We all know that the pandemic caused dramatic shifts in operating patterns within the paper industry, which resulted in fluctuations in pulp and paper supply, and recurring price increases throughout 2021.  Just as this we thought things were settling down, another massive incident on the world stage has again resulted in prices rocketing; Russia invading Ukraine.

Given the status of Ukraine and Russia as key suppliers of timber, with exports alone worth in excess of €12 billion, it’s clear that the paper industry would be acutely affected by the crisis.

Around 900,000 tonnes of paper and board are imported by Russia from the EU, while Russia exports close to 700,000 tonnes to the EU. Regarding pulp, EU-Russia trade is quite balanced with around 400,000 tonnes traded in total.

A first short-term effect of the war in Ukraine is that it is creating instability and unpredictability in the trade and business relations between the EU and Ukraine, but also with Russia, and to some extent Belarus. Doing business with these countries will obviously become more difficult, not only in the coming months but in the foreseeable future.
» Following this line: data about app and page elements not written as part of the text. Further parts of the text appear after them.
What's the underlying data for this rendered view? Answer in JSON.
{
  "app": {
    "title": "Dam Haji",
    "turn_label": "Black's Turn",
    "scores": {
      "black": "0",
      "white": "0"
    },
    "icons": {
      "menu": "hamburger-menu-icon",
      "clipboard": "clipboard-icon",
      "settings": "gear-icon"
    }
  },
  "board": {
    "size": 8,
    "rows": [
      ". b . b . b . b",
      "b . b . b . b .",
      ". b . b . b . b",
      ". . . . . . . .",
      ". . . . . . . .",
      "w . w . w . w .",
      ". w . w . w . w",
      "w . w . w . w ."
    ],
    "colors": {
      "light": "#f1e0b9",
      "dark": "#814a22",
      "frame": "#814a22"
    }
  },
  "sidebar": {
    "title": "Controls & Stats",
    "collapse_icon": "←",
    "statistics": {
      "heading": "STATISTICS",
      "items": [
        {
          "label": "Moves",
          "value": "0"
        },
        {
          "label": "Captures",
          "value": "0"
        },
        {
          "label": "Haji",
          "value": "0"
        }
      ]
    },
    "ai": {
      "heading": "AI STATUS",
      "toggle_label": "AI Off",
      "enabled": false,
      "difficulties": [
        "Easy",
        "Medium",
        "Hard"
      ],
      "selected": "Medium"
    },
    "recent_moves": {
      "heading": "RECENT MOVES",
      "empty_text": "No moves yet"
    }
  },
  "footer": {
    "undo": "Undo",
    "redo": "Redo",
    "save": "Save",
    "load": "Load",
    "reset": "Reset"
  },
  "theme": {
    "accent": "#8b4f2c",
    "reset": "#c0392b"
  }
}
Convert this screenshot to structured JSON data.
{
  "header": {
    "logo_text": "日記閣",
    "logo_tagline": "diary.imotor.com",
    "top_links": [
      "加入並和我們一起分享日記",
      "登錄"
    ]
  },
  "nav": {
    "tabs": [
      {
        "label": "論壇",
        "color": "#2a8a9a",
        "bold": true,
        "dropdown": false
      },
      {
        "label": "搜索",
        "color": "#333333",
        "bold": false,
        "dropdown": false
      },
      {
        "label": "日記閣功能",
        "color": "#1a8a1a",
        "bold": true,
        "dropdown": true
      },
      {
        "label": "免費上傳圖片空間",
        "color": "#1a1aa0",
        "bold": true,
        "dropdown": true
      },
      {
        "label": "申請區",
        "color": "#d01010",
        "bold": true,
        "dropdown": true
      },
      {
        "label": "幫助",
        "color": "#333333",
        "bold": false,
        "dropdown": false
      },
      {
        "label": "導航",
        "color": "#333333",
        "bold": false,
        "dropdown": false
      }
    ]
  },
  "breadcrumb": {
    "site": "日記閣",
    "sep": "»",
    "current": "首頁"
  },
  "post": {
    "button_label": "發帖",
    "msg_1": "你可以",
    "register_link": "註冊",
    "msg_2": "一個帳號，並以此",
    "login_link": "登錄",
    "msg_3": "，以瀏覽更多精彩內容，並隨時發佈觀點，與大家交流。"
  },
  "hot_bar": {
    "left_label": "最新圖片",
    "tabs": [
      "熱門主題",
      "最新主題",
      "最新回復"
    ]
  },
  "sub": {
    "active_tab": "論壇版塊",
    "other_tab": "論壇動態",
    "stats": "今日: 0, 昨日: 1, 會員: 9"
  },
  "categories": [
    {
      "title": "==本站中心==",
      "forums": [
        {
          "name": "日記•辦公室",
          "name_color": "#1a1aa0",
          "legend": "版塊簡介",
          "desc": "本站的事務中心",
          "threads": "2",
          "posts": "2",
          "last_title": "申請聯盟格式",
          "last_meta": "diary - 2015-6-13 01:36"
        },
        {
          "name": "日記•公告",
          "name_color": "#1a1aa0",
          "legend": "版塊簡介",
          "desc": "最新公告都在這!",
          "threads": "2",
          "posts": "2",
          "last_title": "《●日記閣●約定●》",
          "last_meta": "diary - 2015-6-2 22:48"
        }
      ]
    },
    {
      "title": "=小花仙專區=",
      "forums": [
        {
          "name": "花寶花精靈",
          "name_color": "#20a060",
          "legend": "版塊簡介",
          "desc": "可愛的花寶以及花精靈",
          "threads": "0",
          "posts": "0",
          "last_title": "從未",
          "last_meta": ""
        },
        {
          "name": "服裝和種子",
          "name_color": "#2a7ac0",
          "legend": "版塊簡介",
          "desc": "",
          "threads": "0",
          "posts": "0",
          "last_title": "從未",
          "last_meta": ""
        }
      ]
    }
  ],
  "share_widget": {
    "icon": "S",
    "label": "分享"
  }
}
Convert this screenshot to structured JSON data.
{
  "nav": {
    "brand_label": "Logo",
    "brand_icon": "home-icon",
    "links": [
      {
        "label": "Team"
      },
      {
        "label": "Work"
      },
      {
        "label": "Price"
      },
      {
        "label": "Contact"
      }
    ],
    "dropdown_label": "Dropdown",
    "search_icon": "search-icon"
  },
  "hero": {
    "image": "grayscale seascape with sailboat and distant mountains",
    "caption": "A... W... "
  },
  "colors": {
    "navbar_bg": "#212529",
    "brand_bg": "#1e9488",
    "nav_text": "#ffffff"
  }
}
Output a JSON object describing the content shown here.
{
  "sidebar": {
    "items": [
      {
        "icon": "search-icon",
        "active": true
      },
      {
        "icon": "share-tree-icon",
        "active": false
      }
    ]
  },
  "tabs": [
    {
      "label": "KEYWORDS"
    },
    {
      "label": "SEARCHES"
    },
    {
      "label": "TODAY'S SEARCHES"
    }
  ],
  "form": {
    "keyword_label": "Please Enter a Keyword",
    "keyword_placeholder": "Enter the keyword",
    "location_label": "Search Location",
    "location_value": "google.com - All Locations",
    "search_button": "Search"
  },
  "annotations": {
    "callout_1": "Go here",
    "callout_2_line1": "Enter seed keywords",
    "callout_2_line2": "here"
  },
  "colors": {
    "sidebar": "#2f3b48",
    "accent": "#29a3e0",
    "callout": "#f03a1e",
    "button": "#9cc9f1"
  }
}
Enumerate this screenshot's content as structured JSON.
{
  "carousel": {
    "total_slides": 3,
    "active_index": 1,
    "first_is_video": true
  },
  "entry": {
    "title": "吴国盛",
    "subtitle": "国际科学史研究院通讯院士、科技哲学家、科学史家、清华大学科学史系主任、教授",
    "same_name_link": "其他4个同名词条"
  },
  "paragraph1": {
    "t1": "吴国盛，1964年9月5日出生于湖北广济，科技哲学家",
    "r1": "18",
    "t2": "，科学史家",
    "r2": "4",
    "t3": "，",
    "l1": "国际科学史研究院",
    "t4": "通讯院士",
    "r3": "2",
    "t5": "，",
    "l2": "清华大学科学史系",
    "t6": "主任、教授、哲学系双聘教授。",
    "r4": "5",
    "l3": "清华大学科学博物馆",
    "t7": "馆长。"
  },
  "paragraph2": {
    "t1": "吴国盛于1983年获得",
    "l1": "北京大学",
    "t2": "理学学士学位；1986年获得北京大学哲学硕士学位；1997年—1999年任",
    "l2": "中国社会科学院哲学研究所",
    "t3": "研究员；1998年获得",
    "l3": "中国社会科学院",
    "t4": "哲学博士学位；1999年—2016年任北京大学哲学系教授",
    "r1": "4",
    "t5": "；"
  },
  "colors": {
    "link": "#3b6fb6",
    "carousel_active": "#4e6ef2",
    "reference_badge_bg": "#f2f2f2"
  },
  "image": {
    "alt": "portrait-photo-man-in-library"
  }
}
This will have an economic impact, which is still very difficult to assess.

Particularly, the exclusion of Russian banks from SWIFT and the dramatic plunge of the Rouble’s exchange rates are likely to lead to far-reaching restrictions on trade between Russia and Europe. In addition, possible sanctions may lead many companies to halt business transactions with Russia and Belarus.

A couple of European companies also have assets in paper production in Ukraine and Russia which may be threatened by today’s chaotic situation.

Ukraine first, and its commercial partners. Finland (20%), Germany (15%), and Poland (13%) represent together about half of the EU’s paper and board exports to Ukraine, with some 212,000 tons of products. They are closely followed by Hungary (10%), Austria (9%), and Sweden (8%). Germany and Sweden account for 55% of the EU pulp exports to Ukraine. The war will stop these exports, temporarily at least.

Finland and the Baltic States’ exports might also indirectly suffer because of the borders these countries share with Russia. As pulp and paper trade flows between the EU and Russia are quite large, any restrictions to the bilateral trade of goods could impact EU pulp and paper industry significantly. Finland is by far the main exporting country to Russia when it comes to paper and board, representing 54% of all EU exports to this country. Germany (16%), Poland (6%), and Sweden (6%) are also exporting paper and board to Russia, but at much lower volumes. As for pulp, close to 70% of the EU exports to Russia are originating in Finland (45%) and Sweden (25%).

In any case, neighbouring countries, including Poland and Romania, as well as their industries, are also going to feel the impact of the war in Ukraine, mainly because of the economic disturbance and overall instability it creates.

Sanctions already in place are primarily targeting individuals and various financial institutions in Russia. At the time of writing, it is still unclear whether Russia will impose restrictions on the trade of goods with the EU and which sectors they would target. The countermeasures adopted by Russia to date are aimed at limiting the possibility of transferring foreign currency abroad, and the possibility of foreign investors and foreign capital leaving the country.

If we might expect a symmetrical response from Russia to trade bans already enforced by the EU, it is good to note that there is not any EU or national embargo affecting pulp and paper trade to date. Looking at precedents to the current situation, it should be noted as well that the invasion and annexation of Crimea in 2014 did not lead to any ban on pulp and paper imports by Russia.

It remains that any restriction on the trade of goods could substantially affect the paper industry and we will have to remain vigilant as the situation could evolve in many ways and restrictions on wood and wood-based products could be included in the sanctions by either EU or Russia.

Finally, it is expected for fuel prices to further increase because of the current situation, which will lead to even higher costs for all modes of transport.

 

 

Content from original interview between Packaging Europe and Cepi.